Teresa SANDS v. Donald E. THOMAS
[¶ 1] Teresa Sands appeals from a post-judgment order entered in the Superior Court (Penobscot County, Mallonee, J.), pursuant to 14 M.R.S. § 6014(2)(B) (2016), awarding her attorney fees of $8,000—an amount significantly less than the nearly $60,000 she requested—after a jury found Donald E. Thomas liable for illegal eviction and wrongful use of civil proceedings.
[¶ 2] We review an award of attorney fees pursuant to section 6014(2)(B) “for abuse of discretion and accord the trial court substantial deference,” Mancini v. Scott, 2000 ME 19, ¶¶ 4, 10, 744 A.2d 1057 (quotation marks omitted), recognizing that the “court is in the best position to observe the unique nature and tenor of the litigation as it relates to a request for attorney fees,” Kezer v. Cent. Me. Med. Ctr., 2012 ME 54, ¶ 28, 40 A.3d 955 (quotation marks omitted).

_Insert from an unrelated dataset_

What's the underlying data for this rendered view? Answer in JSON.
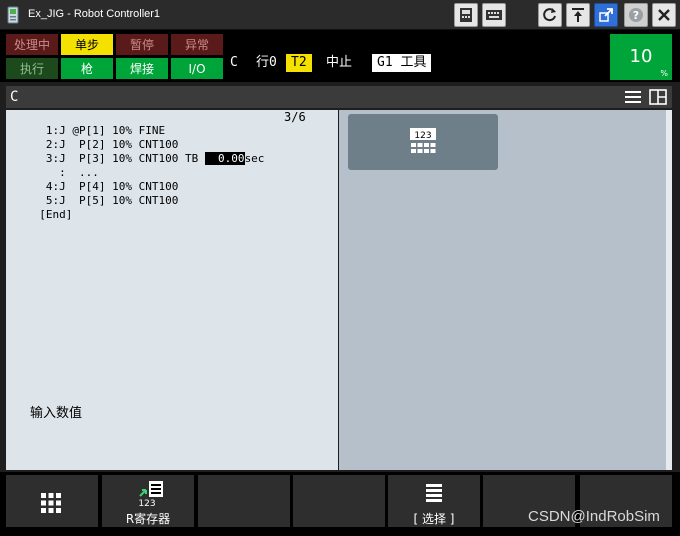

[¶ 3] In awarding fees of $8,000, the court explained that Sands's claim for illegal eviction was “uncomplicated” and based on “straightforward and almost completely undisputed” facts; and that “the litigatory effort in the case was increased by several orders of magnitude” because of “[t]he addition of claims for intentional and negligent infliction of emotional distress and the request for an award of punitive damages,” which “greatly expanded the volume and complexity of the body of relevant facts[,] ․ increased the likelihood of trial[,] and lengthened the trial itself.” Because Sands did not include a transcript of the trial proceedings as part of the record on appeal, we assume that the record supports those findings. See Rothstein v. Maloney, 2002 ME 179, ¶ 11, 816 A.2d 812.
[¶ 4] Additionally, Sands argues that the court did not adequately explain the award of $8,000, as opposed to some other amount. Although Sands filed a motion for additional findings of fact, she did not propose findings about the specific number of hours that an attorney would reasonably work on the case and on the illegal eviction claim in particular. See M.R. Civ. P. 52(b) & Advisory Committee's Note to 2015 amend. (“[I]t is the litigant's responsibility to include with the [Rule 52(b)] motion suggested findings that are both specific and supported by the record.”); Eremita v. Marchiori, 2016 ME 160, ¶ 3, 150 A.3d 336. We therefore infer that the court properly made the factual findings needed to support its ultimate determination that an $8,000 fee award was “reasonable.” See 14 M.R.S. § 6014(2)(B); Sullivan v. Tardiff, 2015 ME 121, ¶ 15, 124 A.3d 652.
[¶ 5] Of the five substantive claims, accompanied by a request for punitive damages, that Sands raised in her complaint, she prevailed on only two, and of those, as the court correctly observed, only the claim for illegal eviction could support an award of attorney fees. Although Sands argues that her non-fee claims arose from the illegal eviction and that she was therefore entitled to an award that reflected her attorneys' cumulative effort on the case, we have never held that a court is required to issue a cumulative award for both fee and non-fee claims when those claims are factually linked. See Advanced Constr. Corp. v. Pilecki, 2006 ME 84, ¶ 31, 901 A.2d 189. Further, regardless of whether the claims were factually related, we assume that the record supports the court's express finding that there was a distinction in complexity between the fee and non-fee claims. See Rothstein, 2002 ME 179, ¶ 11, 816 A.2d 812.
[¶ 6] We therefore conclude that the court did not apply an improper legal standard in evaluating Sands's request for attorney fees, see Advanced Constr. Corp., 2006 ME 84, ¶ 31, 901 A.2d 189, and that the court's ultimate fee award of $8,000 does not reflect any abuse of discretion, see Kezer, 2012 ME 54, ¶ 28, 40 A.3d 955; Mancini, 2000 ME 19, ¶ 10, 744 A.2d 1057.
The entry is: